Audiovisual material has been cataloged separately with more detailed description, see: Audio collection of Betty Friedan, 1963-2007 (T-97, T-125, Phon-7), and Video collection of Betty Friedan, ca.1970-2006 (Vt-1, DVD-34).



Additional catalog entries

The following catalog entries represent persons, organizations, and topics documented in this collection. An entry for each appears in the Harvard On Line Library Information System (HOLLIS) and other automated bibliographic databases. THIS IS NOT AN INDEX.
Abortion--United States
Authors, American
Bell, Carolyn Shaw
Brown, Helen Gurley
Ceballos, Jacqueline Michot, 1925-
Clarenbach, Kathryn F.
College teachers--United States
DeCrow, Karen
Democratic National Convention (1968 : Chicago, Ill.)
Democratic National Convention (1972 : Miami Beach, Fla.)
Democratic National Convention (1976 : New York, N.Y.)
Drews, Elizabeth Monroe, 1915-
East, Catherine
Eastwood, Mary O., 1930-
Equal rights amendments
Fan mail
Feminism--United States
Feminists--United States
First Women's Bank (New York, N.Y.)
Fox, Muriel
Friedan, Betty. Feminine mystique
Friedan, Betty. It changed my life.
Friedan, Carl
Fuentes, Sonia Pressman
Gandhi, Indira, 1917-1984
Girl Scouts of the United States of America
International Women's Year, 1975

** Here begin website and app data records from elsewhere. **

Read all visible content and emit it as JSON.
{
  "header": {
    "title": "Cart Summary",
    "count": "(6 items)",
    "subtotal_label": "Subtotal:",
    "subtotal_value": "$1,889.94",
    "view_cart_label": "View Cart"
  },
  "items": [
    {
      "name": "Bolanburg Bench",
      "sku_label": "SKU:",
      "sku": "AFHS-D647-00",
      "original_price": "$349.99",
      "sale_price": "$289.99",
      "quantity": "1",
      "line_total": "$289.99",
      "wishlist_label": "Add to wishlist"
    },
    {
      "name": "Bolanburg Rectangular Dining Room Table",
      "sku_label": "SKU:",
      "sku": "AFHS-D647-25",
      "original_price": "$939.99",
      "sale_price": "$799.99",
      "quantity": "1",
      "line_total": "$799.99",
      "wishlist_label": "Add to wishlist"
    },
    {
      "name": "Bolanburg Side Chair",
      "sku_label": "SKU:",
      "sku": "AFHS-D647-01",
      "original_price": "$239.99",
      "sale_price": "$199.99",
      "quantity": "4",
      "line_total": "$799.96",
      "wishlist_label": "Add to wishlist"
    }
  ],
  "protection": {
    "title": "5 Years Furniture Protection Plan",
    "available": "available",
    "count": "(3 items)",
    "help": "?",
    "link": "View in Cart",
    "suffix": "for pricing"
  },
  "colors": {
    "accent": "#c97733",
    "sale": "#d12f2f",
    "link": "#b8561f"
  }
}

International Women's Year, 1975--Congresses
Jewish women--United States
Journalists--United States
Manuscripts for publication
Murray, Pauli, 1910-1985
National Abortion Rights Action League
National Organization for Women
National Women's Political Caucus (U.S.)
New York (N.Y.)--Social life and customs--20th century
NOW Legal Defense & Education Fund
Paul VI, Pope, 1897-1978
Peoria (Ill.)--Social life and customs--20th century
Phonograph records
Rawalt, Marguerite, 1895-
Rodell, Marie F. (Marie Freid), 1912-
Rossi, Alice S., 1922-2009
Second-wave feminism--United States
Sex discrimination against women--United States
Simchak, Morag MacLeod
Smith College--Alumni and alumnae
Smith College--Students
Stern, Edith M. (Edith Mendel), 1901-1975
Toffler, Alvin
Political conventions
United Electrical, Radio and Machine Workers of America.
Women--Employment--United States
Women -- Legal status, laws, etc.--United States
Women--United States--Social conditions
Women authors
Women in mass media.
Women--Political activity--United States
Women political activists--United States
Women's rights--Congresses
Women's rights--United States
World Conference of the International Women's Year (1975 : Conference Centre of the Mexican Ministry of Foreign Affairs)